When the Apache Software Foundation announced Apache 2.0, the announcement explicitly said that the new version is the most stable and recommended version for production use. And for the most part, I believe them; www.apache.org receives many more requests per day than my server, and they have been running Apache 2.0 beta versions for over a year. Thus, it's safe to say that Apache 2.0 is stable enough for most sites to use.
The main reason to avoid switching to Apache 2.0 at this point is if you need mod_perl or PHP; they are currently still in testing but will probably be available by the time you read this.
As I mentioned above, however, it's hard to get threading right, and this is particularly true in Perl, which has experimented with a number of threading models in the last few years.

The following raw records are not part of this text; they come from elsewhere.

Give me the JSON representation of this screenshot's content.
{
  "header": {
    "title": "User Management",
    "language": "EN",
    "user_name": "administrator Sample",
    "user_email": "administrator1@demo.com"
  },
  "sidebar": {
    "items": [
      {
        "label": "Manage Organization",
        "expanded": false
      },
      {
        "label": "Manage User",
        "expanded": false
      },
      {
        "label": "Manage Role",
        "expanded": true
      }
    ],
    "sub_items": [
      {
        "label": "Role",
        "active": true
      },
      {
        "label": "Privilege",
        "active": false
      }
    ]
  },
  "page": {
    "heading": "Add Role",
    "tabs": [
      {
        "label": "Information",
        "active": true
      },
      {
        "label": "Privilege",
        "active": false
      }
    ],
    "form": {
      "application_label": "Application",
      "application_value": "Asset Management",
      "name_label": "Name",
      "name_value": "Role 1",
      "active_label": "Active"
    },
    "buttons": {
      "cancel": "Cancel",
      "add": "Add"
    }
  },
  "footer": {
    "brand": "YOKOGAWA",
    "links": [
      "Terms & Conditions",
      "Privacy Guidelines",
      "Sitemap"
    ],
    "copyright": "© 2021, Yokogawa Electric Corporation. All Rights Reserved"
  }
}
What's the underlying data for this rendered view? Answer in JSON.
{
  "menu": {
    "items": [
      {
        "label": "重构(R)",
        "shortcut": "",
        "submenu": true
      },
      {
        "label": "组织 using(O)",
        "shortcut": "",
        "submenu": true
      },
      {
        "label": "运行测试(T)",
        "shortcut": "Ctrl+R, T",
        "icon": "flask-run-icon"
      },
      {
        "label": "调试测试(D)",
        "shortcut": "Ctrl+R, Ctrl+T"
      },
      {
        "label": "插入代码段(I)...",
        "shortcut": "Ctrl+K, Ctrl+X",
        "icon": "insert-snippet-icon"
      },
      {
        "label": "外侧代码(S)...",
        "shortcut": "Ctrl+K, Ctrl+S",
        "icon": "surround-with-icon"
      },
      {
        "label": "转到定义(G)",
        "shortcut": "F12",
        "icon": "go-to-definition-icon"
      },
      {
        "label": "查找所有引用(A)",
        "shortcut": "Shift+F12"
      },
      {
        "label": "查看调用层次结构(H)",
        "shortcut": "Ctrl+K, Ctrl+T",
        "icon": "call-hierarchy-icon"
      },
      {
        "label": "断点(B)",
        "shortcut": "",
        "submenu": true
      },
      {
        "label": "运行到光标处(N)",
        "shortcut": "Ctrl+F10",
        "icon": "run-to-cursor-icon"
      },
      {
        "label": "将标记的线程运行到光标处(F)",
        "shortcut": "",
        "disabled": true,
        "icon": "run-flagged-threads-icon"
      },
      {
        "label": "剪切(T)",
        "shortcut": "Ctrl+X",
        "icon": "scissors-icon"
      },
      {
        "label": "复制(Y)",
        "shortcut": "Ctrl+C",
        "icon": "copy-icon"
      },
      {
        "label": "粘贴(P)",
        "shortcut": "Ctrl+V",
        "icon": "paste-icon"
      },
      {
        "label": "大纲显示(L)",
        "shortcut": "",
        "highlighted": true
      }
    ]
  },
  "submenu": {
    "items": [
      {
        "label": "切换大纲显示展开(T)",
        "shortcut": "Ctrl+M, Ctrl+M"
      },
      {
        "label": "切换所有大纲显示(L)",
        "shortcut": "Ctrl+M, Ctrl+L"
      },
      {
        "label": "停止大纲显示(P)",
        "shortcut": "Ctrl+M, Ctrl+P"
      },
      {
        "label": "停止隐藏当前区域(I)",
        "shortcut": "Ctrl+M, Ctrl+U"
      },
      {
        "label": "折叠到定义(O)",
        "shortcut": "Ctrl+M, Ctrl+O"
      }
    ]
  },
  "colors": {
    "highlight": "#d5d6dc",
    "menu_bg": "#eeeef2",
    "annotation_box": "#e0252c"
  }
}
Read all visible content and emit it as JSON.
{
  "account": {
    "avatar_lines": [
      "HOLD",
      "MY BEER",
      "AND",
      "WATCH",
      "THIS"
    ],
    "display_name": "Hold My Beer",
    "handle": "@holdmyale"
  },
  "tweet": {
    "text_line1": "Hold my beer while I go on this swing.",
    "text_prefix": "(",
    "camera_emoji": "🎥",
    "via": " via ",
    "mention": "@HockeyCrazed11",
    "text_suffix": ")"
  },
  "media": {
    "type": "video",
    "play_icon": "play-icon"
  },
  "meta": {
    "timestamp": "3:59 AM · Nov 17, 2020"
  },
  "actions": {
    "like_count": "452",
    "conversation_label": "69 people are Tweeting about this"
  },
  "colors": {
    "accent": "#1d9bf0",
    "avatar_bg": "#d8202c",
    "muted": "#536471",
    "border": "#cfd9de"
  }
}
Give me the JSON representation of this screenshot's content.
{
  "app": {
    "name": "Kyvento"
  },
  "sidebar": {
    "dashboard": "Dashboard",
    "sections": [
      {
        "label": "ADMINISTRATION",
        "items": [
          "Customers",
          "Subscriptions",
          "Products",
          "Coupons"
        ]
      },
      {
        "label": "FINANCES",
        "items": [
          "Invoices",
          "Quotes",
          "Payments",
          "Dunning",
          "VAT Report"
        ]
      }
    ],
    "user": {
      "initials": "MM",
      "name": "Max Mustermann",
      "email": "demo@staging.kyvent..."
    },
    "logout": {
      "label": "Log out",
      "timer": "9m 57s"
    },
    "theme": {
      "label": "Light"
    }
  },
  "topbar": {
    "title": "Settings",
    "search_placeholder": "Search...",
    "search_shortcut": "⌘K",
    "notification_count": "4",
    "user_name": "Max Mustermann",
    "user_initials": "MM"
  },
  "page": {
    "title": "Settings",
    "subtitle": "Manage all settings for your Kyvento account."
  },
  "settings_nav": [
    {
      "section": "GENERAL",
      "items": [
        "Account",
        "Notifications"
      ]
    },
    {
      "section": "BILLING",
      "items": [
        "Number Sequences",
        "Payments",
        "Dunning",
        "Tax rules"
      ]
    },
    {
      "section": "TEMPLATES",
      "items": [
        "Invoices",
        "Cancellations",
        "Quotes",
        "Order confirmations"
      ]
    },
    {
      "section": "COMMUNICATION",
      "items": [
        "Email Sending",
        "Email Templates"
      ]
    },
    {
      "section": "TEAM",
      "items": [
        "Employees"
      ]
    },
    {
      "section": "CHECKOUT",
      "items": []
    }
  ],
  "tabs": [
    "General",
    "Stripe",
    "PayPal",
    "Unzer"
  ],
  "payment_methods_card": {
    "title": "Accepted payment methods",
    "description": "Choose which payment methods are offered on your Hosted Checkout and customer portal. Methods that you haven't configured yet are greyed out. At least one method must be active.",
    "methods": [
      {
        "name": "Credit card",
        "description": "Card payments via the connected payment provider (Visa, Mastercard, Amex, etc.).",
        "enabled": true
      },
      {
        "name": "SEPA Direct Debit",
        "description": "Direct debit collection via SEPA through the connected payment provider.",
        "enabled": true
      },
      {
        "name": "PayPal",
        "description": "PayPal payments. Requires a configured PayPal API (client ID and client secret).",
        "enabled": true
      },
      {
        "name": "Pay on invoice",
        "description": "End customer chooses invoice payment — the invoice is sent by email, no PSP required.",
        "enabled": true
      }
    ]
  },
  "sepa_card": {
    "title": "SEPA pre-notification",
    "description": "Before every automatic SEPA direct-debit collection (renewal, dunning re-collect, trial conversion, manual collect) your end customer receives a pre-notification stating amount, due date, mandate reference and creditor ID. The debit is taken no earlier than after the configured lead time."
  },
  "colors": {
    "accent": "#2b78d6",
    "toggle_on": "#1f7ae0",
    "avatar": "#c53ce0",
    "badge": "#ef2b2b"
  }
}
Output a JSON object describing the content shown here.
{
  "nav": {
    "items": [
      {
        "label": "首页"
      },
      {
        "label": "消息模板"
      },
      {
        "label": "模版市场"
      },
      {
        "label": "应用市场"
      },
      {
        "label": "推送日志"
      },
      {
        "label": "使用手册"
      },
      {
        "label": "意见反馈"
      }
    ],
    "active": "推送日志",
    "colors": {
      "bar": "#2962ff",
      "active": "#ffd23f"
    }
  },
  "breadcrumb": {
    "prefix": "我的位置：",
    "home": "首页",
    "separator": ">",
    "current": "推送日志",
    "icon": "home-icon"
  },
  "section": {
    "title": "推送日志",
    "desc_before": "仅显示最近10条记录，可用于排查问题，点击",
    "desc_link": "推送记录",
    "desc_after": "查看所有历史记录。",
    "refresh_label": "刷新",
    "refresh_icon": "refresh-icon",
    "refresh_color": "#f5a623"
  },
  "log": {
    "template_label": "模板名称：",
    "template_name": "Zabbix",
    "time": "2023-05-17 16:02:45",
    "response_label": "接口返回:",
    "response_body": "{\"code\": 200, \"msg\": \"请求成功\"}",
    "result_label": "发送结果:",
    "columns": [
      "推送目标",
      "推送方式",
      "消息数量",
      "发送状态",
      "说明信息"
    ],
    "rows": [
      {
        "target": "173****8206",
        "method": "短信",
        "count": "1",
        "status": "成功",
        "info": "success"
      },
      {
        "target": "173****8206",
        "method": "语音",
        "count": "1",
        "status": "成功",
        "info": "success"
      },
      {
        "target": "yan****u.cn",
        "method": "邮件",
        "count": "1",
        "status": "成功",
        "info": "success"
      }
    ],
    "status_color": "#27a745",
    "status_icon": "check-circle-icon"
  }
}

If you have compiled Perl with ithreads, then you can use it to create a mod_perl for Apache 2.0 that uses the worker or perchild MPMs. But just how stable this configuration will be remains to be seen; it may well be that mod_perl users will choose to stick with the prefork MPM for now, until the dust settles a bit.
Apache 2.0 comes with more of everything that a web developer would want—more modules, more flexibility and greater speed. If you haven't yet tried Apache 2.0, I encourage you to download it and test it with your site's configuration to verify that it will be a good choice.
Reuven M. Lerner is a consultant specializing in web/database applications and open-source software. His book, Core Perl, was published in January 2002 by Prentice Hall.